NEW: Son says woman was trying to get through the high water but couldn't physically make it
NEW: Body of a sixth person, from separate incident, found Saturday
Two planes were damaged by winds at Austin-Bergstrom International Airport
By the time Lenda Asberry and her four grandchildren tried to leave home in the dark of night, rapidly rising floodwaters already were up to the roof, police in eastern Texas say – too late, it turned out, for a safe escape.
Asberry, 64, and her grandchildren, ages 6 to 9, died early Saturday after being swept away by floodwaters in Palestine, police said. It was part of a system of severe storms that left one other person missing, damaged dozens of homes and threatened more flash-flooding in storm-weary Texas and other parts of the South.
“They were talking to her telling her to come this way, come this way keep walking,” Asberry’s son, Doniell Hudnall, told CNN affiliate KLTV. “They say she was trying and once she took so many steps or whatever. I guess she got weak.”
Asberry’s nephew Derrick Asberry told the station she was trying to help the small children to safety.
Several inches of rain fell in less than an hour after midnight in Palestine, about a 110-mile drive southeast of Dallas, particularly endangering a group of homes in a low-lying area near a creek – including the home where Asberry and her four grandchildren were staying, police spokesman James Muniz said.
“The water came up extremely quickly. The people tried to get out, but before they could get out, the water was already at the roof of the house,” Muniz said.
“They did make it outside the residence and they were all swept away,” he said.
People called 911 as the water rose to that house and a few other homes.
The bodies of Asberry; Jamonicka Johnson, 6; Von Anthony Johnson Jr., 7; Devonte Asberry, 8; and Venetia Asberry, 9, were found after the water receded about three hours later, Muniz said.
In the same county, floodwaters from a creek swept a man away from his vehicle off U.S. 79 shortly after midnight, Anderson County Sheriff Greg Taylor said. The body of Giovanni Olivas was found Saturday.
“The water was rising so he got out of his vehicle. Some folks on the other side of the creek tried to help him, and he didn’t make it,” Taylor said. “He washed away.”
Here’s what else we know about what the storm system:
Tornadoes may have hit east of Dallas

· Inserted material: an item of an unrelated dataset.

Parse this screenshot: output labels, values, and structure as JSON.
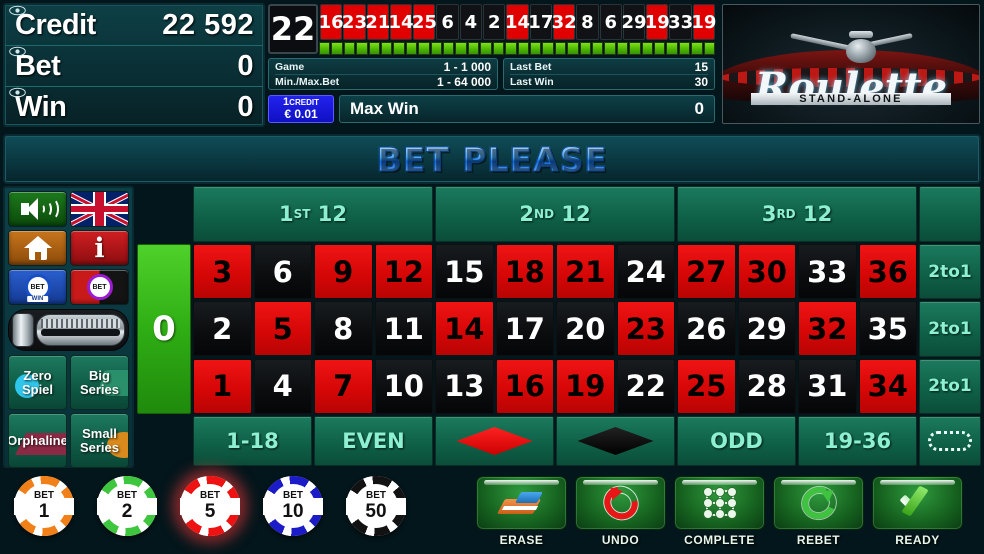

About 80 miles east of Dallas, a severe storm – possibly with two tornadoes – tore through the small city of Lindale on Friday evening, damaging dozens of homes, Fire Chief Jerry Garner said. Three people were treated for minor injuries.
“We’ve got power lines down all over the area – trees down, blocking roads,” Garner said.
Early Saturday, two Boeing 737 planes were damaged by straight-line winds at their terminal gates at Austin-Bergstrom International Airport, the National Weather Service said. No injuries were reported; further details weren’t immediately available.
More storms threaten the South
Slow-moving thunderstorms Saturday threatened parts of the South with flash flooding, including most of Louisiana, western Mississippi, eastern Texas and the Houston area, which was hit with deadly flooding earlier this month.
The bad weather prompted organizers of one of the world’s most famous music festivals to cancel part of the program.
Officials with Jazz Fest in New Orleans announced the decision just before acts including Stevie Wonder, Beck, Snoop Dogg, Arturo Sandoval and Buddy Guy were to take to their respective stages. Organizers told patrons to check Facebook and Twitter for updates on Sunday’s schedule.
The Houston area has already seen its wettest April on record, with almost 14 inches of rain so far. The previous record was almost 11 inches in April 1976.
Saturday’s storms could bring hazardous wind gusts and flooding, and isolated hail and tornadoes are also possible.
The heaviest rainfall was expected across southeastern Texas and southern Louisiana, with possible widespread rain of 4 to 6 inches.
CNN affiliate KTRK reported between 3 and 5 inches fell north of Houston before the worst of the storms moved out of the region.
CNN’s Steve Almasy, Artemis Moshtaghian, Vivian Kuo and Sean Morris contributed to this report.